Breast cancer does not just affect seniors, but breast cancer in seniors can often be more devastating than breast cancer in other age ranges. Age is one of the first risk factors listed for breast cancer, as abnormal cell growth is naturally more common in order women than in younger women. 80% of all breast cancer is found in women who are over the age of fifty, with 60% of those cases occurring in women who are over the age of sixty-five. While it is relatively uncommon for a thirty-year-old woman to discover she has breast cancer, it is very common for an eighty-year-old woman to be diagnosed with breast cancer.

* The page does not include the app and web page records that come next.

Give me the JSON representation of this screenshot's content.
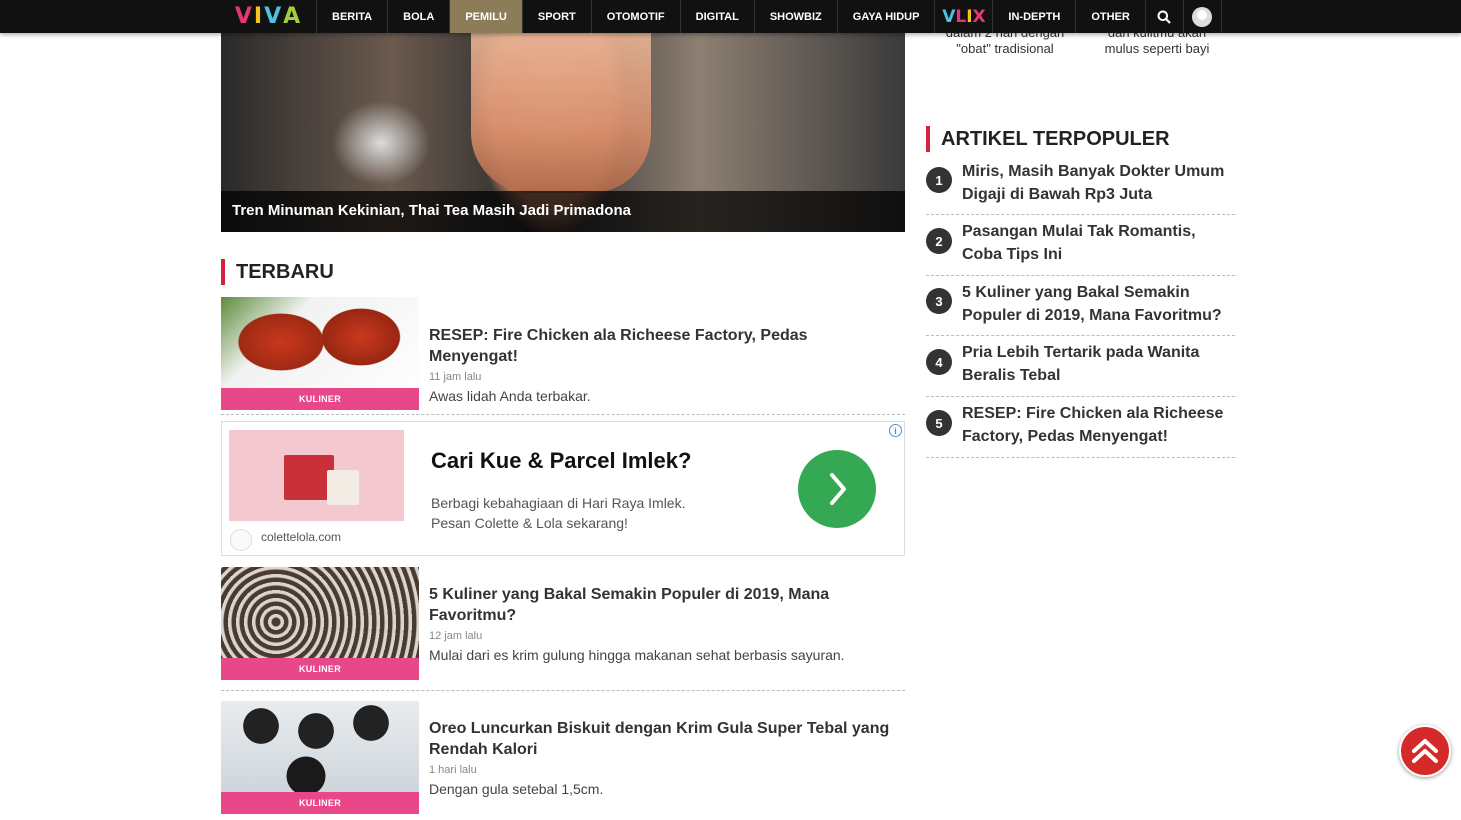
{
  "nav": {
    "logo": [
      "V",
      "I",
      "V",
      "A"
    ],
    "items": [
      "BERITA",
      "BOLA",
      "PEMILU",
      "SPORT",
      "OTOMOTIF",
      "DIGITAL",
      "SHOWBIZ",
      "GAYA HIDUP"
    ],
    "active": "PEMILU",
    "vlix": [
      "V",
      "L",
      "I",
      "X"
    ],
    "items2": [
      "IN-DEPTH",
      "OTHER"
    ]
  },
  "hero": {
    "caption": "Tren Minuman Kekinian, Thai Tea Masih Jadi Primadona"
  },
  "sidebar_top": {
    "left": [
      "dalam 2 hari dengan",
      "\"obat\" tradisional"
    ],
    "right": [
      "dan kulitmu akan",
      "mulus seperti bayi"
    ]
  },
  "terbaru": {
    "title": "TERBARU",
    "articles": [
      {
        "tag": "KULINER",
        "title": "RESEP: Fire Chicken ala Richeese Factory, Pedas Menyengat!",
        "time": "11 jam lalu",
        "desc": "Awas lidah Anda terbakar."
      },
      {
        "tag": "KULINER",
        "title": "5 Kuliner yang Bakal Semakin Populer di 2019, Mana Favoritmu?",
        "time": "12 jam lalu",
        "desc": "Mulai dari es krim gulung hingga makanan sehat berbasis sayuran."
      },
      {
        "tag": "KULINER",
        "title": "Oreo Luncurkan Biskuit dengan Krim Gula Super Tebal yang Rendah Kalori",
        "time": "1 hari lalu",
        "desc": "Dengan gula setebal 1,5cm."
      }
    ]
  },
  "ad": {
    "headline": "Cari Kue & Parcel Imlek?",
    "line1": "Berbagi kebahagiaan di Hari Raya Imlek.",
    "line2": "Pesan Colette & Lola sekarang!",
    "domain": "colettelola.com",
    "info": "i"
  },
  "populer": {
    "title": "ARTIKEL TERPOPULER",
    "items": [
      {
        "num": "1",
        "title": "Miris, Masih Banyak Dokter Umum Digaji di Bawah Rp3 Juta"
      },
      {
        "num": "2",
        "title": "Pasangan Mulai Tak Romantis, Coba Tips Ini"
      },
      {
        "num": "3",
        "title": "5 Kuliner yang Bakal Semakin Populer di 2019, Mana Favoritmu?"
      },
      {
        "num": "4",
        "title": "Pria Lebih Tertarik pada Wanita Beralis Tebal"
      },
      {
        "num": "5",
        "title": "RESEP: Fire Chicken ala Richeese Factory, Pedas Menyengat!"
      }
    ]
  },
  "colors": {
    "accent": "#d7203c",
    "tag": "#e8478a",
    "nav_active": "#8d7c58",
    "cta": "#34a853",
    "scroll_top": "#d42a2a"
  },
  "icons": [
    "search-icon",
    "user-avatar-icon",
    "chevron-right-icon",
    "double-chevron-up-icon",
    "info-icon"
  ]
}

Though breast cancer awareness has increased over the last decade, there is still little known about breast cancer in seniors, simply because there are fewer women over the age of fifty in clinical trials. Seniors also have more roadblocks when it comes to treatment of breast cancer, including not being able to drive to appointments or not being able to afford treatment.
The side effects of the most effective treatments for breast cancer are also amplified for seniors, and some insurance policies won’t cover treatments like chemotherapy. This doesn’t mean that there are no treatment options. Many patients have great success with surgeries to remove lumps and tumors, while radiation therapy and hormone therapy can also help. As medicine advances, doctors are looking for treatments that are better suited for older patients, especially when it comes to reducing side effects and reducing treatment time.
We use the month of October to create and spread awareness of the disease, and most importantly honor those who have fought it, are fighting it, and those who support them.